--- START ---

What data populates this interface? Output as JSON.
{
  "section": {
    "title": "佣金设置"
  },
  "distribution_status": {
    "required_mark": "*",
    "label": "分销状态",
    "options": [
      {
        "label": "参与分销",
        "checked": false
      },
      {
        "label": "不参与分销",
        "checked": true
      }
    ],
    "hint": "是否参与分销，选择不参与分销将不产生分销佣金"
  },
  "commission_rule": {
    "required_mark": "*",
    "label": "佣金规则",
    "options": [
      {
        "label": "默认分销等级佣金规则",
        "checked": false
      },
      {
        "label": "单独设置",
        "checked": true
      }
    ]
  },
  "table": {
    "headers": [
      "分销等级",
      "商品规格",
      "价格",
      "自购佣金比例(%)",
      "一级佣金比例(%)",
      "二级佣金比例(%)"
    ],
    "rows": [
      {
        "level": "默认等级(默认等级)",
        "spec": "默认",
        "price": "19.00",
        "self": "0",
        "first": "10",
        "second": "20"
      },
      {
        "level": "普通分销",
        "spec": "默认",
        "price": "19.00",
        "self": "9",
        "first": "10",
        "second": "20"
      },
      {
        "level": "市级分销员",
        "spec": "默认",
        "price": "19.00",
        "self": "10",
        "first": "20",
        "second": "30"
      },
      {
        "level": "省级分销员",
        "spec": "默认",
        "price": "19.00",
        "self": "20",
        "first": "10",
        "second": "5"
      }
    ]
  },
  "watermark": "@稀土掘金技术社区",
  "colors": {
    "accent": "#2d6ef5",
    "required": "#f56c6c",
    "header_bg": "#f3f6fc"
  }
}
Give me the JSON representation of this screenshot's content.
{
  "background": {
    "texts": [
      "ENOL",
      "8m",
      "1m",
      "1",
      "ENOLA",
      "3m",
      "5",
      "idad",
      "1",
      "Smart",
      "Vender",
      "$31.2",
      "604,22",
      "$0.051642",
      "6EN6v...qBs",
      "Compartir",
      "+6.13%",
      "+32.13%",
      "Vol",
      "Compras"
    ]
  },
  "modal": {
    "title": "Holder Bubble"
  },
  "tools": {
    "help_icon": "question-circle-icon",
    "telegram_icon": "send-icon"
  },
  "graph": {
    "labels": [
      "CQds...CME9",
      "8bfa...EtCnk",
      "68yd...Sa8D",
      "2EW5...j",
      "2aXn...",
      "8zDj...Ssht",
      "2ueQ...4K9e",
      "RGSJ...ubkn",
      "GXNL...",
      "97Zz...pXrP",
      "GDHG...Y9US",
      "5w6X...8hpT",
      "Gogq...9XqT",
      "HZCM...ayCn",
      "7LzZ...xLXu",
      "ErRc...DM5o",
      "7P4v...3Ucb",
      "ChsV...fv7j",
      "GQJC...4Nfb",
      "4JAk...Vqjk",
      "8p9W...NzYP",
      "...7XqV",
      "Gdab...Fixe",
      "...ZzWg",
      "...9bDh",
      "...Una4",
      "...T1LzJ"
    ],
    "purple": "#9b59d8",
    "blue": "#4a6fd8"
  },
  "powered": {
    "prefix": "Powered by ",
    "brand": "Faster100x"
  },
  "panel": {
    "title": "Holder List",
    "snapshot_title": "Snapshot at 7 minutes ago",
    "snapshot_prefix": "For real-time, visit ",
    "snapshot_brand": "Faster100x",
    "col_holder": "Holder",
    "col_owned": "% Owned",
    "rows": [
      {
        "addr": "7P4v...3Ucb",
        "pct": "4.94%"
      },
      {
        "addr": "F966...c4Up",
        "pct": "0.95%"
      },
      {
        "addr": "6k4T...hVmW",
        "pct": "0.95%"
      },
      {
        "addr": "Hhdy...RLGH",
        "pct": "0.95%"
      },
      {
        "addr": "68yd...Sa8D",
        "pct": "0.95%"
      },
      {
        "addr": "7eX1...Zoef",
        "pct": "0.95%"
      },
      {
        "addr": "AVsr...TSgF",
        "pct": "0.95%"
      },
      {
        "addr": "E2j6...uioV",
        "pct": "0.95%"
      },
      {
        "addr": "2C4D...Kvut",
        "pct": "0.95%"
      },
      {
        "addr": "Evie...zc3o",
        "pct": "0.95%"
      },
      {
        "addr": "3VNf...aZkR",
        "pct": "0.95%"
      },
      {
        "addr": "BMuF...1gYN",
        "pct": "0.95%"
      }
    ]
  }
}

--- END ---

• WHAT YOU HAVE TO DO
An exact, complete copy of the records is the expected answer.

• FINISHED TASK
What data populates this interface? Output as JSON.
{
  "section": {
    "title": "佣金设置"
  },
  "distribution_status": {
    "required_mark": "*",
    "label": "分销状态",
    "options": [
      {
        "label": "参与分销",
        "checked": false
      },
      {
        "label": "不参与分销",
        "checked": true
      }
    ],
    "hint": "是否参与分销，选择不参与分销将不产生分销佣金"
  },
  "commission_rule": {
    "required_mark": "*",
    "label": "佣金规则",
    "options": [
      {
        "label": "默认分销等级佣金规则",
        "checked": false
      },
      {
        "label": "单独设置",
        "checked": true
      }
    ]
  },
  "table": {
    "headers": [
      "分销等级",
      "商品规格",
      "价格",
      "自购佣金比例(%)",
      "一级佣金比例(%)",
      "二级佣金比例(%)"
    ],
    "rows": [
      {
        "level": "默认等级(默认等级)",
        "spec": "默认",
        "price": "19.00",
        "self": "0",
        "first": "10",
        "second": "20"
      },
      {
        "level": "普通分销",
        "spec": "默认",
        "price": "19.00",
        "self": "9",
        "first": "10",
        "second": "20"
      },
      {
        "level": "市级分销员",
        "spec": "默认",
        "price": "19.00",
        "self": "10",
        "first": "20",
        "second": "30"
      },
      {
        "level": "省级分销员",
        "spec": "默认",
        "price": "19.00",
        "self": "20",
        "first": "10",
        "second": "5"
      }
    ]
  },
  "watermark": "@稀土掘金技术社区",
  "colors": {
    "accent": "#2d6ef5",
    "required": "#f56c6c",
    "header_bg": "#f3f6fc"
  }
}
Give me the JSON representation of this screenshot's content.
{
  "background": {
    "texts": [
      "ENOL",
      "8m",
      "1m",
      "1",
      "ENOLA",
      "3m",
      "5",
      "idad",
      "1",
      "Smart",
      "Vender",
      "$31.2",
      "604,22",
      "$0.051642",
      "6EN6v...qBs",
      "Compartir",
      "+6.13%",
      "+32.13%",
      "Vol",
      "Compras"
    ]
  },
  "modal": {
    "title": "Holder Bubble"
  },
  "tools": {
    "help_icon": "question-circle-icon",
    "telegram_icon": "send-icon"
  },
  "graph": {
    "labels": [
      "CQds...CME9",
      "8bfa...EtCnk",
      "68yd...Sa8D",
      "2EW5...j",
      "2aXn...",
      "8zDj...Ssht",
      "2ueQ...4K9e",
      "RGSJ...ubkn",
      "GXNL...",
      "97Zz...pXrP",
      "GDHG...Y9US",
      "5w6X...8hpT",
      "Gogq...9XqT",
      "HZCM...ayCn",
      "7LzZ...xLXu",
      "ErRc...DM5o",
      "7P4v...3Ucb",
      "ChsV...fv7j",
      "GQJC...4Nfb",
      "4JAk...Vqjk",
      "8p9W...NzYP",
      "...7XqV",
      "Gdab...Fixe",
      "...ZzWg",
      "...9bDh",
      "...Una4",
      "...T1LzJ"
    ],
    "purple": "#9b59d8",
    "blue": "#4a6fd8"
  },
  "powered": {
    "prefix": "Powered by ",
    "brand": "Faster100x"
  },
  "panel": {
    "title": "Holder List",
    "snapshot_title": "Snapshot at 7 minutes ago",
    "snapshot_prefix": "For real-time, visit ",
    "snapshot_brand": "Faster100x",
    "col_holder": "Holder",
    "col_owned": "% Owned",
    "rows": [
      {
        "addr": "7P4v...3Ucb",
        "pct": "4.94%"
      },
      {
        "addr": "F966...c4Up",
        "pct": "0.95%"
      },
      {
        "addr": "6k4T...hVmW",
        "pct": "0.95%"
      },
      {
        "addr": "Hhdy...RLGH",
        "pct": "0.95%"
      },
      {
        "addr": "68yd...Sa8D",
        "pct": "0.95%"
      },
      {
        "addr": "7eX1...Zoef",
        "pct": "0.95%"
      },
      {
        "addr": "AVsr...TSgF",
        "pct": "0.95%"
      },
      {
        "addr": "E2j6...uioV",
        "pct": "0.95%"
      },
      {
        "addr": "2C4D...Kvut",
        "pct": "0.95%"
      },
      {
        "addr": "Evie...zc3o",
        "pct": "0.95%"
      },
      {
        "addr": "3VNf...aZkR",
        "pct": "0.95%"
      },
      {
        "addr": "BMuF...1gYN",
        "pct": "0.95%"
      }
    ]
  }
}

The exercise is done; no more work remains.